James Frayne is Director of communications agency Public First and author of Meet the People, a guide to moving public opinion. 

If politicians largely ignore the power of the lower middle class – voters that decide who enters Downing Street – it’s becoming clear businesses are just as culpable. Many firms find the values of provincial English families confusing at best, distasteful at worst, and are struggling to engage them effectively when dragged into public conversation.

As most readers will have seen, just last week Pizza Hut followed stationers Paperchase in a public apology for running adverts in mass-circulation, tabloid newspapers. Their ads weren’t political – they were entirely focused on selling more products – but they were enough to irritate the campaigners at ‘Stop Funding Hate’, who campaign against businesses advertising in mainstream, right-leaning newspapers.

Boris Johnson criticised these businesses’ cowardice – and others have rightly pointed out these firms backed down amid a tiny amount of pressure exerted online. Thinking entirely commercially, it makes no sense. They effectively sacrificed their ability to reach millions of people because an organised campaign mobilised several hundred activists against them. More commercially dangerous is these businesses’ implicit public acknowledgement that the values these newspapers project – that their readers broadly sympathise with – are extreme. Their decisions therefore pour scorn on huge numbers of their own customers and potential customers.

Of course there are occasions when writers for these newspapers express things in a distasteful manner, just as writers do in other newspapers. But, like it or not, calling for Britain to leave the EU, for lower levels of immigration and, say, for a tougher approach to crime are all entirely mainstream positions amongst the electorate and respectable politicians – and these views will likely be particularly strongly held amongst the sorts of people that visit middle market, High Street retailers like Pizza Hut and Paperchase. Firms like these heavily rely on the goodwill of what we might call ‘Middle England’.

Many people in the world of corporate communications and marketing talk and behave as if consumers are all young, metropolitan, urban and entirely at ease with social change defined by the vanguard of the politically correct left. In other words, they behave as if the country was made up of the sorts of people that work in Central London. The provincial English middle class don’t exist to them, other than as people they can define themselves against.

As such, many marketing campaigns totally out of sympathy with the lives and values of most ordinary people. And, as such, they struggle deeply to engage in the public conversation on political and social matters. Firms like Paperchase and Pizza Hut shouldn’t engage in political argument at all. But when they’re dragged in – as if they have been in recent times – they need to be able to defend their position by understanding the attitudes of the millions of people that live in towns and cities across the country and hold ordinary views. As it stands, with a political and moral compass set by the metropolitan left, they’re unable to do this.
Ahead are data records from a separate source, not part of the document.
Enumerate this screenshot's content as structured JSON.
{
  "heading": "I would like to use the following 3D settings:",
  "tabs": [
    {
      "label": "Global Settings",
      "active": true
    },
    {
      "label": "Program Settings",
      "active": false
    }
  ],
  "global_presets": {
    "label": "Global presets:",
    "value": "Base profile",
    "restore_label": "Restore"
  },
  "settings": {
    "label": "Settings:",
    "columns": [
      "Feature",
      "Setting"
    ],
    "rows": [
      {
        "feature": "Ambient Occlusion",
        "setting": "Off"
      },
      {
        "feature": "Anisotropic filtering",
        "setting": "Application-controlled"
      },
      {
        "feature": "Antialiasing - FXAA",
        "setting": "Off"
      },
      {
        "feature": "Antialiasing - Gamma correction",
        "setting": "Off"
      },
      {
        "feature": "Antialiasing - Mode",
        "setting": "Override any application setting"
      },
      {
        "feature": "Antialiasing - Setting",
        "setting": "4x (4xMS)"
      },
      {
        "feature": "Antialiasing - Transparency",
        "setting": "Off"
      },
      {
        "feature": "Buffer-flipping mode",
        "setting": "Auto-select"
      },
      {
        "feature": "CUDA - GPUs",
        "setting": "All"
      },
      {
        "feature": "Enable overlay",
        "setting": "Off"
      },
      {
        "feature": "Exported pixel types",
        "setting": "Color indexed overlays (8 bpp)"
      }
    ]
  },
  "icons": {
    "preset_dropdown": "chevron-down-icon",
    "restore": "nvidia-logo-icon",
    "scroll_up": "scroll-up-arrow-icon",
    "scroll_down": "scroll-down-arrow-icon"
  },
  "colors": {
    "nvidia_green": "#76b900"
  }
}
Many businesses crumble because communications and marketing executives are personally sympathetic to the arguments and values of hostile campaigns – and are sure that most of the rest of the country is, too.

What does this matter to ConservativeHome readers? Surely what happens to private businesses is their own affair and surely their misreading of their consumers doesn’t matter to anyone but them? To a point, that’s true. But it’s bad for the conservative movement if what’s seen as morally acceptable gets dragged ever more leftwards and if extreme political correctness starts becoming the norm. It’s easy to say that “something must be done” by Government on this. They’ve got more than enough on their collective plates. Instead, this is something that Conservative politicians should address: defending businesses that come under fire for political reasons so they don’t feel so exposed and so they realise backing down has consequences, too.